Don't get me wrong: I love computers. I've just deposited a check into a machine outside my bank. My travel agent has just confirmed, instantly, the availability of a flight between two cities thousands of miles away. And I'm now writing about it on a word processor. But I'm beginning to suspect my love is (as the poets used to say) unrequited. Love, after all, presupposes two individuals who understand each other's identities. Well, I've done my part: I've gone to great lengths to understand the computer. The computer, alas, has yet to return the favor. I now have irrefutable proof that, far from understanding me, the computer doesn't even know my name.
I first suspected something was amiss several years ago. That's when an envelope landed on my desk addressed to Christian S. Monitor. It even had our proper internal newsroom address: Mail Stop P214.
In it was a warm and personable letter. ``Dear Christian Monitor,'' it began, ``You may have won [or words to that effect] one of our $10 million lottery prizes.'' It went on to explain that its records showed Mr. Monitor was exactly the kind of carefully selected person who would benefit from this prize. It seemed to know Mr. Monitor rather well. I tacked it up on the bulletin board, and we all had a good chuckle.
Today, however, it is my sad duty to report that the buck hasn't stopped there. This sort of creeping disindividualism, it seems, has invaded the highest offices of the land. Last week, a first-class letter arrived on my desk from Sen. Paul Laxalt. It bears the gold seal of the Republican Senatorial Inner Circle. It is signed in blue pen by the distinguished Nevadan himself. He warmly informs me that ``it is my distinct pleasure to announce that you have been accepted for membership'' in this gold-seal group. Only one thing is missing: my name. It is addressed simply to ``Senior Columnist P214.''
But how did he happen to single me out for this honor? The noble senator, having foreseen my question, answers in the next paragraph. ``Your name,'' he writes, ``was placed in nomination at our last membership meeting by Sen. John Heinz. It is his hope and mine that, when you receive your formal invitation from Senate Majority Leader Bob Dole next week, you will respond as soon as possible.''
I spent the intervening week imagining that august meeting.
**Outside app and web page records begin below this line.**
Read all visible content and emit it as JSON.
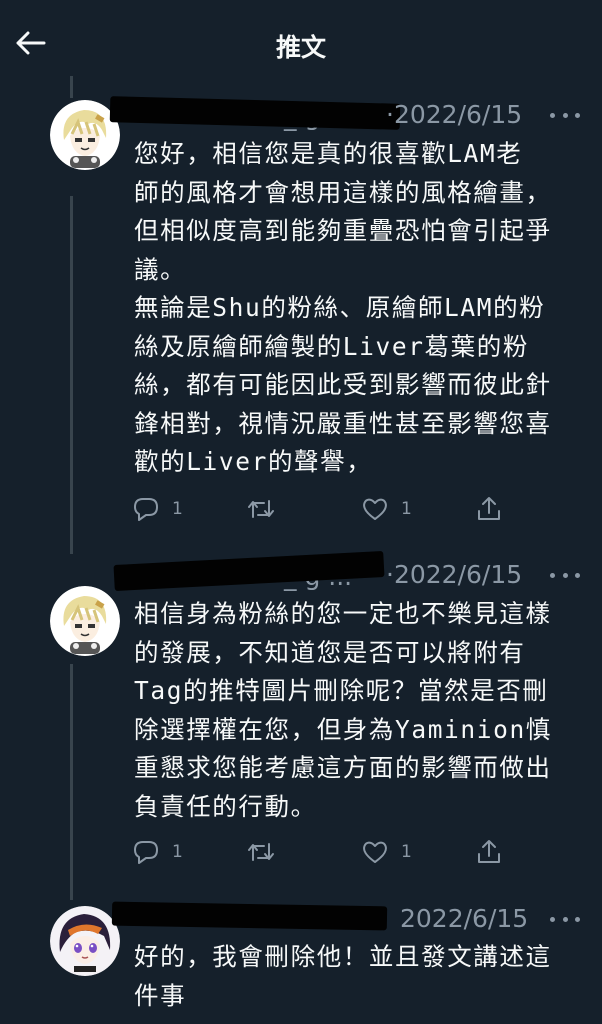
{
  "header": {
    "title": "推文"
  },
  "tweets": [
    {
      "name_visible": "_ g",
      "date": "·2022/6/15",
      "text": "您好，相信您是真的很喜歡LAM老\n師的風格才會想用這樣的風格繪畫，\n但相似度高到能夠重疊恐怕會引起爭\n議。\n無論是Shu的粉絲、原繪師LAM的粉\n絲及原繪師繪製的Liver葛葉的粉\n絲，都有可能因此受到影響而彼此針\n鋒相對，視情況嚴重性甚至影響您喜\n歡的Liver的聲譽，",
      "reply_count": "1",
      "like_count": "1"
    },
    {
      "name_visible": "_ g ...",
      "date": "·2022/6/15",
      "text": "相信身為粉絲的您一定也不樂見這樣\n的發展，不知道您是否可以將附有\nTag的推特圖片刪除呢？當然是否刪\n除選擇權在您，但身為Yaminion慎\n重懇求您能考慮這方面的影響而做出\n負責任的行動。",
      "reply_count": "1",
      "like_count": "1"
    },
    {
      "name_visible": "",
      "date": "2022/6/15",
      "text": "好的，我會刪除他！並且發文講述這\n件事"
    }
  ],
  "icons": {
    "back": "arrow-left-icon",
    "more": "more-dots-icon",
    "reply": "reply-bubble-icon",
    "retweet": "retweet-icon",
    "like": "heart-icon",
    "share": "share-icon"
  },
  "colors": {
    "background": "#15202b",
    "text": "#f7f9f9",
    "secondary": "#8b98a5",
    "thread_line": "#38444d"
  }
}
No doubt they went over the names one by one. When they got to the P's, my name came up. ``John, are you sure this P214 fellow is our kind of guy?'' asks the noble Nevadan.
``I can assure you, Paul, that Bob and I conferred on this one -- you're right, it's a kind of foreign-sounding name -- but Bob says he's known Senior for years.''
Simple as that. It all depends on who you know. So the process rolls on, and the list of names grinds its way slowly through the staff. And true to his word, I've just now received my invitation from the distinguished Kansan himself. It's printed on cream-colored card stock, embossed with that same gold seal. It is lettered in Old English type. ``President Ronald Reagan, Vice-President George Bush, and the Republican Leadership of the United States Senate,'' it reads, ``cordially invite Senior Columnist P214 to become a member of the Republican Senatorial Inner Circle.''
Now, that puts me in a ticklish position. Being the responsible sort, I tend to RSVP when people ask me to do so -- especially when they ask in Old English type. But what should I say? The senator has asked me to select (from a list of names, all of which begin ``Honorable'') the ten I'd most like to be seated with at a dinner in Washington on April 14. He'll do everything he can, he says, to seat me with one of them. I'd like that. But who else is to be at the table? Will I be sitting between Mr. Resident and Ms. Occupant? Does he know that I once had dinner with Senior Editor L674 and found him rather a bore? Is Mrs. P214 invited? What social-security number should I use on the acceptance form, and should I apply for a new one under this name? When, exactly, was Mr. S. C. P214 born?
I find it all a bit awkward. But I know they're doing their best, and I really do appreciate the personal touch. So I'm sending them (as they request) my personal check for $1,000 to cover my 1986 Inner Circle membership.
But I really don't want any confusion. How embarrassing it would be, after all, to be told at the door, ``Your name's not on the list: You haven't paid!'' How awful to have to argue my way in and settle for a hastily felt-penned name tag when everyone else has Old English print.
So, just to be certain they can match my check with their list, I'm signing it with a signature I've been practicing all week: ``Senior C. P214.'' Must remember to tell my automatic teller machine to keep an eye out for that check. . . . A Monday column